Mandeville’s political schism, which pits Mayor Donald Villere and his allies against several members of the City Council, is deep. The animus between the two groups has routinely flared in council meetings, sometimes with shouting and insults, and it is now spreading even further afield.
The most recent hot spot is a public-records request for communications among council members, some of whom feel the request is overreaching and burdensome.
Mandeville resident Guy Stacy asked the city to produce a vast amount of records, including emails and text messages of council members dating back to 2012, even those sent on personal computers and cellphones, as long as they involved city business.
He also requested emails and text messages between members of the council and members of Mandeville’s Financial Oversight Committee, a citizen advisory board created by the council, whose members are frequently at odds with Villere and his administration.
Thursday night, the council directed City Attorney Edward Deano to research state law on some two dozen questions posed by Councilman Ernest Burguières on the propriety of Stacy’s requests. If Deano is unable to answer any of the questions or if the council is unsatisfied with his answers, it will seek an opinion from Attorney General Buddy Caldwell’s office.
Burguières originally proposed a resolution to seek an AG’s opinion, but Councilwoman Carla Buchholz reminded the council that just last year, a resolution adopted by the council stipulated that AG requests must first go through the city attorney.
“I think we are doing this out of order,” Buchholz said. Earlier in the day, she had issued a blistering statement criticizing Burguières’ resolution.
“This resolution is an embarrassment to the council,” the statement said. “If it passes tonight, we will not only be the laughing stock of the Attorney General’s Office, but we will be remembered as the council that fought a public records request instead of pursuing the transparency and open government we all said we would seek when we first ran for office.”
Even after debate on the resolution was over, Buchholz wasn’t finished.
“I find it curious that this is meeting so much resistance,” she said. She told members of the Financial Oversight Committee — only two of whom were at Thursday’s meeting — that once they agreed to serve on the committee, they were no longer strictly private citizens.
In directing Deano to research the questions, the council deferred consideration of going to the Attorney General’s Office until Aug. 28.
But some questions seem inevitably headed for the state’s top legal official.
“I think there are some questions that need to go to the attorney general,” Deano said.
Many of Burguières’ questions center on the threshold for declaring a document a public record — that is, how much and what type of discussion must take place between two members of the committee for the document to become public.
“How can citizens’ right to privacy and assurances under the Constitution be preserved against illegal search and seizure as they relate to this public records request?” Burguières asked in the resolution.
Stacy’s request remained under the radar until two weeks ago, when the council spent nearly an hour debating it, with a member of the Financial Oversight Committee calling the request “harassment.”
But an attorney working on behalf of the city, Karlin Riles, told the council that emails and texts sent through nonpublic accounts and phones, if they discuss city business, are public record.
She said the council members themselves are the custodians of their records, and if the records are requested, they should be produced.
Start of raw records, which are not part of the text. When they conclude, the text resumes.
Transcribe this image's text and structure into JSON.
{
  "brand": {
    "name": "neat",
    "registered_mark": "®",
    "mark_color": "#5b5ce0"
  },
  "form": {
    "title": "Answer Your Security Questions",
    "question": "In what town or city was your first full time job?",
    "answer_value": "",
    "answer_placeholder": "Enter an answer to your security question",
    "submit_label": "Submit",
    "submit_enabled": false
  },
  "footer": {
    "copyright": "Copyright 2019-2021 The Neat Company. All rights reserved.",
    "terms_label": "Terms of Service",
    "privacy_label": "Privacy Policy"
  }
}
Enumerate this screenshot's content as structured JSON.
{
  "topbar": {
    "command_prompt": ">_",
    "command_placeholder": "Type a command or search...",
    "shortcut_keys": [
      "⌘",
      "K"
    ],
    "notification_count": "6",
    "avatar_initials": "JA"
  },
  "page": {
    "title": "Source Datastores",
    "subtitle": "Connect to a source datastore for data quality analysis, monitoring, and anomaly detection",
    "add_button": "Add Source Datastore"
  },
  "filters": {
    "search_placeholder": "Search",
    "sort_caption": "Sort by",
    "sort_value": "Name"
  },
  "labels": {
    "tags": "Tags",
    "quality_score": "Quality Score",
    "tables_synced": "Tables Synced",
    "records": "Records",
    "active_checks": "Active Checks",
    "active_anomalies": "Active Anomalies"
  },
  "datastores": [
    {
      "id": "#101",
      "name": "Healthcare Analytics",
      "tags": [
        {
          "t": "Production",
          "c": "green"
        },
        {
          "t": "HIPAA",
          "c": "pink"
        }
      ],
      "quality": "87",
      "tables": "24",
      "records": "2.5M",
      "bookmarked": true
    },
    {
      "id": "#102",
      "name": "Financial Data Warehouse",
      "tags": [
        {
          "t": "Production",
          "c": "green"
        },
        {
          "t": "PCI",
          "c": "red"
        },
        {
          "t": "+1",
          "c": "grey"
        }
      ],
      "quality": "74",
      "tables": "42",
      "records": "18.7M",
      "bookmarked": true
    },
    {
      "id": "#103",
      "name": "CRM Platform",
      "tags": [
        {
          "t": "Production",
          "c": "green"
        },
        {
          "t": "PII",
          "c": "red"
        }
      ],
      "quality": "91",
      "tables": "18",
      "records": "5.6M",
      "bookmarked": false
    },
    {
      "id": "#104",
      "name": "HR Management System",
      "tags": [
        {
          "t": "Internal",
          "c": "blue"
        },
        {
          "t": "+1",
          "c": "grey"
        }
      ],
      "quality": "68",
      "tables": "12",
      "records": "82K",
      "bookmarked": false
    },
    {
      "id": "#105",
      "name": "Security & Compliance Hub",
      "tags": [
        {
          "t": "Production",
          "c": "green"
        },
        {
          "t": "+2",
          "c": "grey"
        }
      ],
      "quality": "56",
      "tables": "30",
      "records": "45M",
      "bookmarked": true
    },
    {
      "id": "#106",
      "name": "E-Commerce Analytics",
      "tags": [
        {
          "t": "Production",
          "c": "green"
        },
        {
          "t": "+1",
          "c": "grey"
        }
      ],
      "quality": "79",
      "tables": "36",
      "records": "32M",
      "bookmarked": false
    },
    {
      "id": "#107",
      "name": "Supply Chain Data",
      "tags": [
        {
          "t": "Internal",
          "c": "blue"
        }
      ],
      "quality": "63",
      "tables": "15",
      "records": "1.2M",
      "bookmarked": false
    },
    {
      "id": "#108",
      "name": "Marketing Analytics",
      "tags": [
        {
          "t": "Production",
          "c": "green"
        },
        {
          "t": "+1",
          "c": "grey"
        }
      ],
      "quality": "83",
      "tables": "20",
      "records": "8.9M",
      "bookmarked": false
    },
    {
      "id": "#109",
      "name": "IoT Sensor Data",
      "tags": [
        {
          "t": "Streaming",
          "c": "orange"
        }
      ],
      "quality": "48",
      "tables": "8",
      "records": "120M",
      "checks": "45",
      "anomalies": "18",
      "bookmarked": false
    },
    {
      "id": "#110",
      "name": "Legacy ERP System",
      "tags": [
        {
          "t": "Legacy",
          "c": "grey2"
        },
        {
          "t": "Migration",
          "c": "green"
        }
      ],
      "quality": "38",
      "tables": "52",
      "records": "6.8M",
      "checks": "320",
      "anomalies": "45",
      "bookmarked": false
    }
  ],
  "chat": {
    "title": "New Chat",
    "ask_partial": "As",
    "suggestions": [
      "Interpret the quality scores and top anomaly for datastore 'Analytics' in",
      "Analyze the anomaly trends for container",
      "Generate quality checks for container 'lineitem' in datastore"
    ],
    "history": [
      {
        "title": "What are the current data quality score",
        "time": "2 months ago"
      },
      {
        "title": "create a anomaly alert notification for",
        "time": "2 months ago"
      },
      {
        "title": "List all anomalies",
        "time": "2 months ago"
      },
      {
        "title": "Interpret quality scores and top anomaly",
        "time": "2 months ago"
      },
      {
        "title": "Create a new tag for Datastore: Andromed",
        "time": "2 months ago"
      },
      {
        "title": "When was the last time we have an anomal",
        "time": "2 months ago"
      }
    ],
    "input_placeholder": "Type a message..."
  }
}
The same rules, Riles said, apply to members of the Financial Oversight Committee.
Riles’ explanation did not mollify some members of the committee or the council.
This is not the first time political foes in Mandeville have battled using public-records requests as weapons. During the 2012 election, resident Mike Waller, a developer and frequent critic of Villere, filed numerous requests with the city and published much of what he found on an anti-Villere website.
Stacy, for his part, has been circumspect about his intentions in filing the request, saying only that he has suspicions that he will share once he has all of the records. But former Councilman Jerry Coogan, a Villere ally whom the mayor appointed to the Financial Oversight Committee, accused members of that committee of possibly violating the state’s open meetings laws by discussing Stacy’s request after a recent meeting adjourned.
Coogan reiterated his complaint before the full council Thursday and said he would drop off the committee until the matter is resolved.
The mayor also pushed for a proposed charter change that would require newly elected, but not inaugurated, council members to abide by laws governing notices for public meetings.
Villere’s foes have not been passive, either. In the past couple of weeks, Waller has filed a new series of records requests, asking for a slew of documents from Villere’s administration.
In an email sent to Waller and copied to reporters, Riles said she was working to gather that information but that it would take time, and the city is “grappling with how to handle requests such as these.”
Follow Faimon A. Roberts III on Twitter, @faimon.